Upgrading Fears

The portal offering is both Dynamics CRM 2011 and CRM 2013 compliant. All solutions will behave correctly when they are upgraded from 2011 to 2013 so there is plenty of scope for forward compatibility. Likewise, the solutions will behave equally well on premise or as part of a Microsoft Dynamics CRM Online solution. The portal code is also device agnostic which means that a portal will work on any device and any browser. Visitors can log a call to the Helpdesk using their Android, Apple or Microsoft mobile device while sitting on a train travelling to a business meeting.


Businesses are born and thrive in an increasingly connected world where many people do much of their daily business via electronic media and a portal can serve as not only a shop front, but a method of direct communication with potential customers. In return, those customers will feel more in control of their interaction with you and it becomes more of a strategic alliance than the traditional view of a customer and a vendor. A portal is not only a relatively cheap method of marketing but also easy to implement and administer in the longer term. Portals are here to stay and the scope of the interaction with a customer is only limited by the bounds of your imagination.

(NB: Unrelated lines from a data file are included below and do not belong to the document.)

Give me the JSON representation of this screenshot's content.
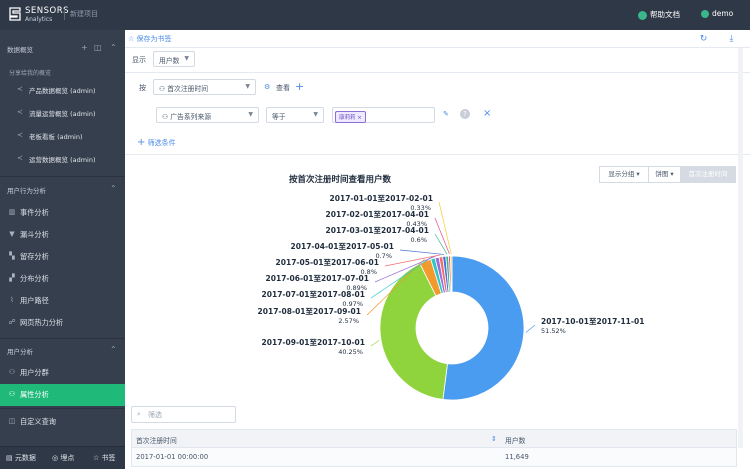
{
  "header": {
    "brand_line1": "SENSORS",
    "brand_line2": "Analytics",
    "project": "新建项目",
    "help_label": "帮助文档",
    "user_name": "demo"
  },
  "sidebar": {
    "overview_title": "数据概览",
    "shared_title": "分享给我的概览",
    "shared_items": [
      "产品数据概览 (admin)",
      "流量运营概览 (admin)",
      "老板看板 (admin)",
      "运营数据概览 (admin)"
    ],
    "behavior_title": "用户行为分析",
    "behavior_items": [
      "事件分析",
      "漏斗分析",
      "留存分析",
      "分布分析",
      "用户路径",
      "网页热力分析"
    ],
    "user_title": "用户分析",
    "user_items": [
      "用户分群",
      "属性分析"
    ],
    "custom_query": "自定义查询",
    "bottom": [
      "元数据",
      "埋点",
      "书签"
    ]
  },
  "toolbar": {
    "bookmark_label": "保存为书签"
  },
  "controls": {
    "display_label": "显示",
    "metric": "用户数",
    "by_label": "按",
    "group_by": "首次注册时间",
    "view_label": "查看",
    "filter_property": "广告系列来源",
    "operator": "等于",
    "filter_value_tag": "康莉莉",
    "add_filter": "筛选条件"
  },
  "chart_buttons": {
    "group": "显示分组",
    "chart": "饼图",
    "dim": "首次注册时间"
  },
  "chart_data": {
    "type": "pie",
    "donut": true,
    "title": "按首次注册时间查看用户数",
    "slices": [
      {
        "label": "2017-10-01至2017-11-01",
        "value": 51.52,
        "pct": "51.52%",
        "color": "#4a9cf0"
      },
      {
        "label": "2017-09-01至2017-10-01",
        "value": 40.25,
        "pct": "40.25%",
        "color": "#8fd43c"
      },
      {
        "label": "2017-08-01至2017-09-01",
        "value": 2.57,
        "pct": "2.57%",
        "color": "#f29a2e"
      },
      {
        "label": "2017-07-01至2017-08-01",
        "value": 0.97,
        "pct": "0.97%",
        "color": "#2fc6c8"
      },
      {
        "label": "2017-06-01至2017-07-01",
        "value": 0.89,
        "pct": "0.89%",
        "color": "#9b6fd8"
      },
      {
        "label": "2017-05-01至2017-06-01",
        "value": 0.8,
        "pct": "0.8%",
        "color": "#f26d6d"
      },
      {
        "label": "2017-04-01至2017-05-01",
        "value": 0.7,
        "pct": "0.7%",
        "color": "#4b6fd6"
      },
      {
        "label": "2017-03-01至2017-04-01",
        "value": 0.6,
        "pct": "0.6%",
        "color": "#3ab68a"
      },
      {
        "label": "2017-02-01至2017-04-01",
        "value": 0.43,
        "pct": "0.43%",
        "color": "#e64b8c"
      },
      {
        "label": "2017-01-01至2017-02-01",
        "value": 0.33,
        "pct": "0.33%",
        "color": "#f2d02e"
      }
    ]
  },
  "table": {
    "filter_placeholder": "筛选",
    "columns": [
      "首次注册时间",
      "用户数"
    ],
    "rows": [
      [
        "2017-01-01 00:00:00",
        "11,649"
      ]
    ]
  }
}
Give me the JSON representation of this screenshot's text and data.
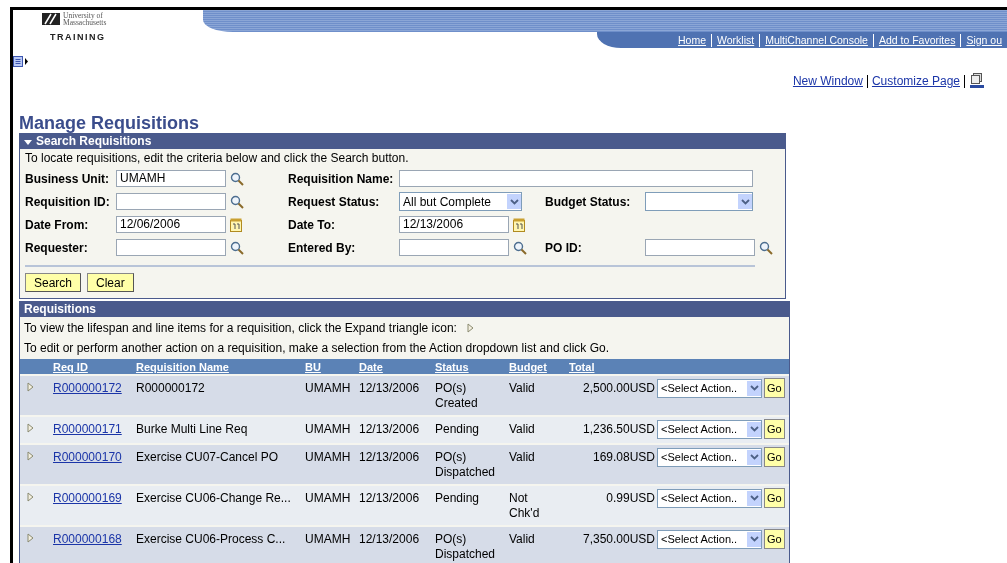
{
  "header": {
    "logo_lines": [
      "University of",
      "Massachusetts"
    ],
    "logo_subtitle": "TRAINING",
    "nav_links": [
      "Home",
      "Worklist",
      "MultiChannel Console",
      "Add to Favorites",
      "Sign ou"
    ]
  },
  "page_links": [
    "New Window",
    "Customize Page"
  ],
  "title": "Manage Requisitions",
  "search_panel": {
    "title": "Search Requisitions",
    "expanded": true,
    "instructions": "To locate requisitions, edit the criteria below and click the Search button.",
    "rows": [
      [
        {
          "label": "Business Unit:",
          "kind": "lookup",
          "value": "UMAMH"
        },
        {
          "label": "Requisition Name:",
          "kind": "wide"
        }
      ],
      [
        {
          "label": "Requisition ID:",
          "kind": "lookup"
        },
        {
          "label": "Request Status:",
          "kind": "select",
          "value": "All but Complete"
        },
        {
          "label": "Budget Status:",
          "kind": "select"
        }
      ],
      [
        {
          "label": "Date From:",
          "kind": "date",
          "value": "12/06/2006"
        },
        {
          "label": "Date To:",
          "kind": "date",
          "value": "12/13/2006"
        }
      ],
      [
        {
          "label": "Requester:",
          "kind": "lookup"
        },
        {
          "label": "Entered By:",
          "kind": "lookup"
        },
        {
          "label": "PO ID:",
          "kind": "lookup"
        }
      ]
    ],
    "buttons": [
      "Search",
      "Clear"
    ]
  },
  "requisitions": {
    "title": "Requisitions",
    "instructions": [
      "To view the lifespan and line items for a requisition, click the Expand triangle icon:",
      "To edit or perform another action on a requisition, make a selection from the Action dropdown list and click Go."
    ],
    "columns": [
      "Req ID",
      "Requisition Name",
      "BU",
      "Date",
      "Status",
      "Budget",
      "Total"
    ],
    "rows": [
      {
        "id": "R000000172",
        "name": "R000000172",
        "bu": "UMAMH",
        "date": "12/13/2006",
        "status": "PO(s) Created",
        "budget": "Valid",
        "total": "2,500.00USD",
        "action": "<Select Action..",
        "go": "Go"
      },
      {
        "id": "R000000171",
        "name": "Burke Multi Line Req",
        "bu": "UMAMH",
        "date": "12/13/2006",
        "status": "Pending",
        "budget": "Valid",
        "total": "1,236.50USD",
        "action": "<Select Action..",
        "go": "Go"
      },
      {
        "id": "R000000170",
        "name": "Exercise CU07-Cancel PO",
        "bu": "UMAMH",
        "date": "12/13/2006",
        "status": "PO(s) Dispatched",
        "budget": "Valid",
        "total": "169.08USD",
        "action": "<Select Action..",
        "go": "Go"
      },
      {
        "id": "R000000169",
        "name": "Exercise CU06-Change Re...",
        "bu": "UMAMH",
        "date": "12/13/2006",
        "status": "Pending",
        "budget": "Not Chk'd",
        "total": "0.99USD",
        "action": "<Select Action..",
        "go": "Go"
      },
      {
        "id": "R000000168",
        "name": "Exercise CU06-Process C...",
        "bu": "UMAMH",
        "date": "12/13/2006",
        "status": "PO(s) Dispatched",
        "budget": "Valid",
        "total": "7,350.00USD",
        "action": "<Select Action..",
        "go": "Go"
      }
    ]
  }
}
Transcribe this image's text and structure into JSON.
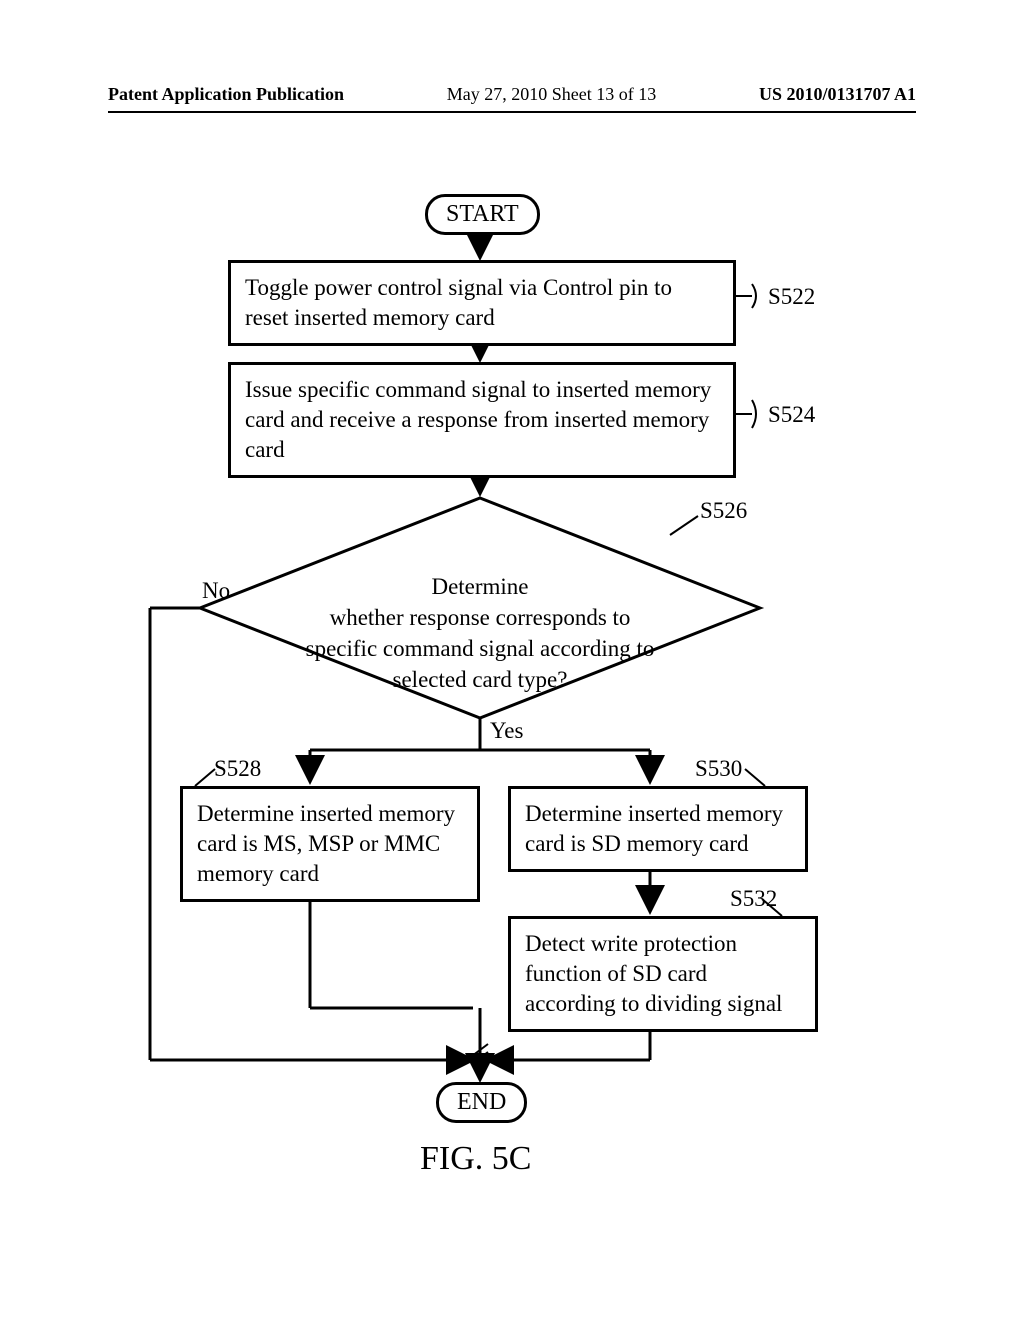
{
  "header": {
    "left": "Patent Application Publication",
    "center": "May 27, 2010  Sheet 13 of 13",
    "right": "US 2010/0131707 A1"
  },
  "flow": {
    "start": "START",
    "s522": {
      "text": "Toggle power control signal via Control pin to reset inserted memory card",
      "ref": "S522"
    },
    "s524": {
      "text": "Issue specific command signal to inserted memory card and receive a response from inserted memory card",
      "ref": "S524"
    },
    "s526": {
      "text": "Determine\nwhether response corresponds to\nspecific command signal according to\nselected card type?",
      "ref": "S526",
      "no": "No",
      "yes": "Yes"
    },
    "s528": {
      "text": "Determine inserted memory card is MS, MSP or MMC memory card",
      "ref": "S528"
    },
    "s530": {
      "text": "Determine inserted memory card is SD memory card",
      "ref": "S530"
    },
    "s532": {
      "text": "Detect write protection function of SD card according to dividing signal",
      "ref": "S532"
    },
    "end": "END"
  },
  "figure": "FIG.  5C"
}
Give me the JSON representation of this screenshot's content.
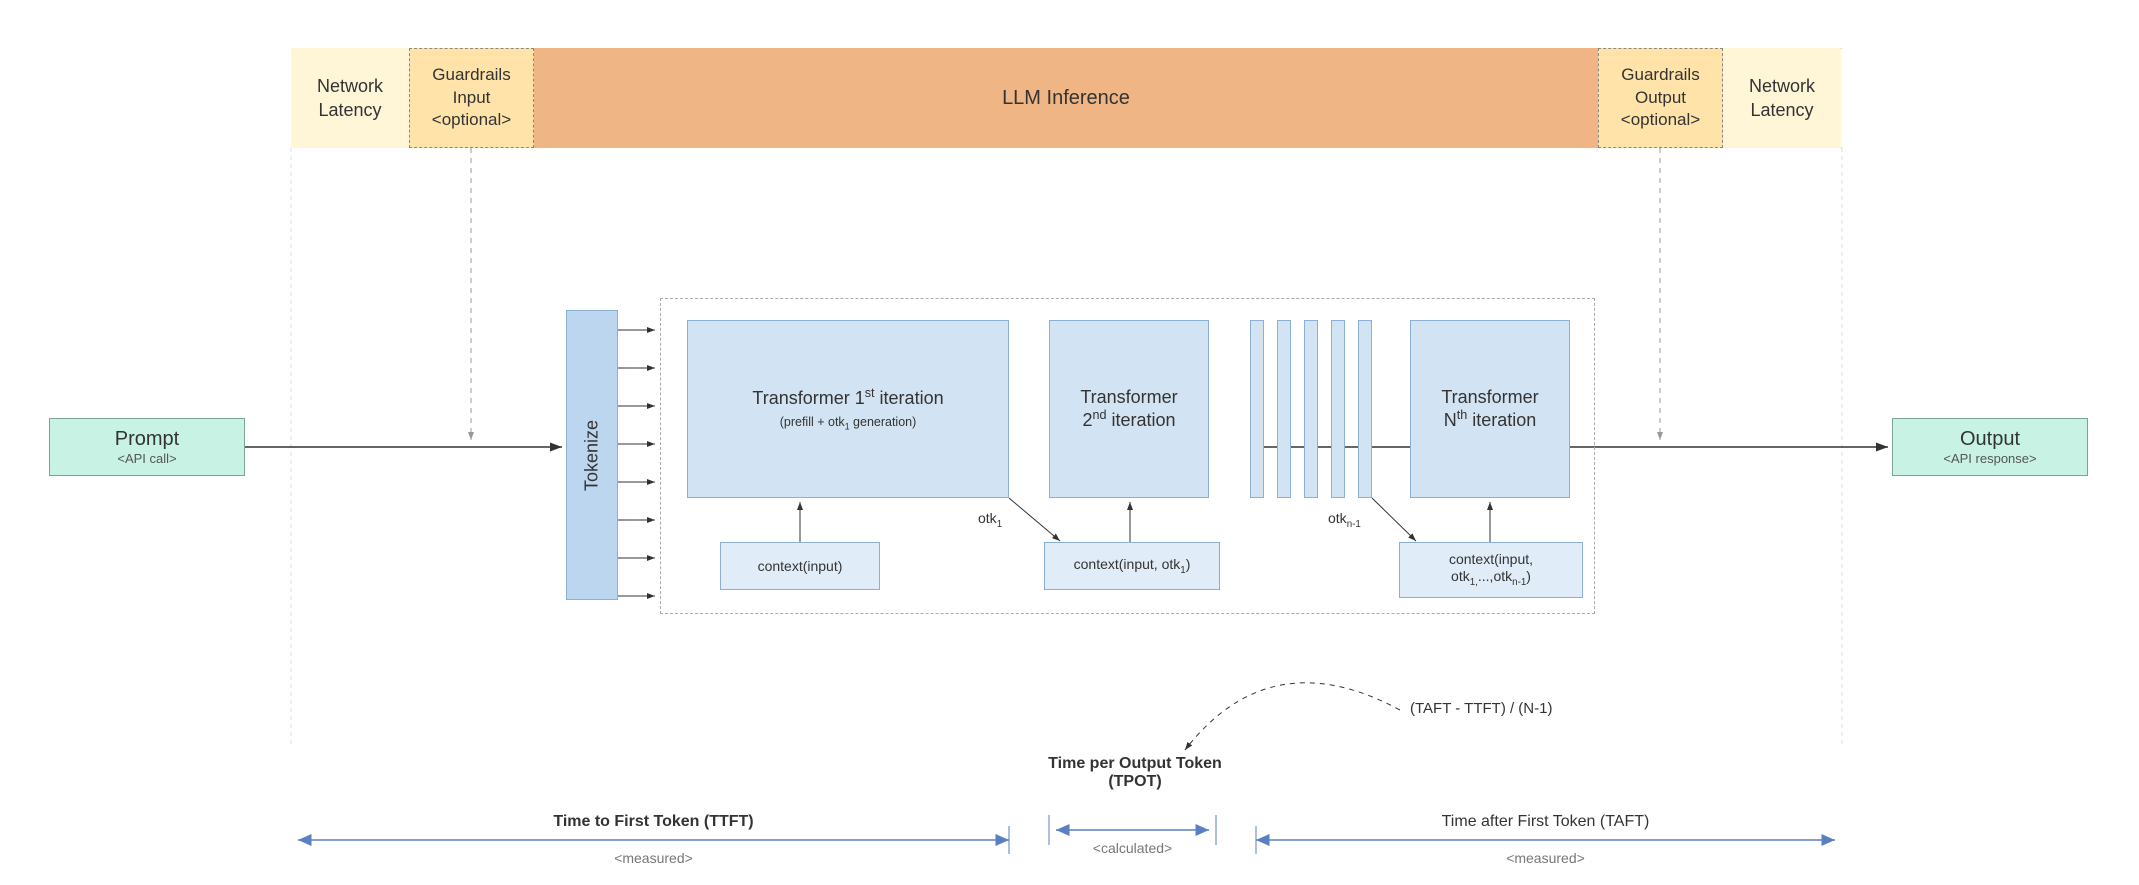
{
  "stages": {
    "network_latency_left": "Network\nLatency",
    "guardrails_input": "Guardrails\nInput\n<optional>",
    "llm_inference": "LLM Inference",
    "guardrails_output": "Guardrails\nOutput\n<optional>",
    "network_latency_right": "Network\nLatency"
  },
  "prompt": {
    "title": "Prompt",
    "sub": "<API call>"
  },
  "output": {
    "title": "Output",
    "sub": "<API response>"
  },
  "tokenize": "Tokenize",
  "iterations": {
    "first_line1": "Transformer 1",
    "first_sup": "st",
    "first_line1b": " iteration",
    "first_sub": "(prefill + otk",
    "first_sub_ss": "1",
    "first_sub_end": " generation)",
    "second_line1": "Transformer",
    "second_line2a": "2",
    "second_sup": "nd",
    "second_line2b": " iteration",
    "nth_line1": "Transformer",
    "nth_line2a": "N",
    "nth_sup": "th",
    "nth_line2b": " iteration"
  },
  "contexts": {
    "c1": "context(input)",
    "c2a": "context(input, otk",
    "c2_ss": "1",
    "c2b": ")",
    "cn_a": "context(input,",
    "cn_b": "otk",
    "cn_ss1": "1,",
    "cn_c": "...,otk",
    "cn_ss2": "n-1",
    "cn_d": ")"
  },
  "flows": {
    "otk1": "otk",
    "otk1_ss": "1",
    "otkn": "otk",
    "otkn_ss": "n-1"
  },
  "metrics": {
    "ttft": "Time to First Token (TTFT)",
    "measured": "<measured>",
    "tpot_line1": "Time per Output Token",
    "tpot_line2": "(TPOT)",
    "calculated": "<calculated>",
    "taft": "Time after First Token (TAFT)",
    "formula": "(TAFT - TTFT) / (N-1)"
  },
  "colors": {
    "network_latency": "#fff6d8",
    "guardrails": "#ffe3a8",
    "llm_inference": "#f0b584",
    "prompt_output": "#c8f2e3",
    "transformer": "#d2e3f3",
    "tokenize": "#bcd6ef"
  }
}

And for customers’ of Technology Management, watch out for an announcement regarding our own use of Dynamics CRM and ADX Portal – a customer support portal for logging, tracking and updating Dynamics NAV, Dynamics CRM and Technical support issues.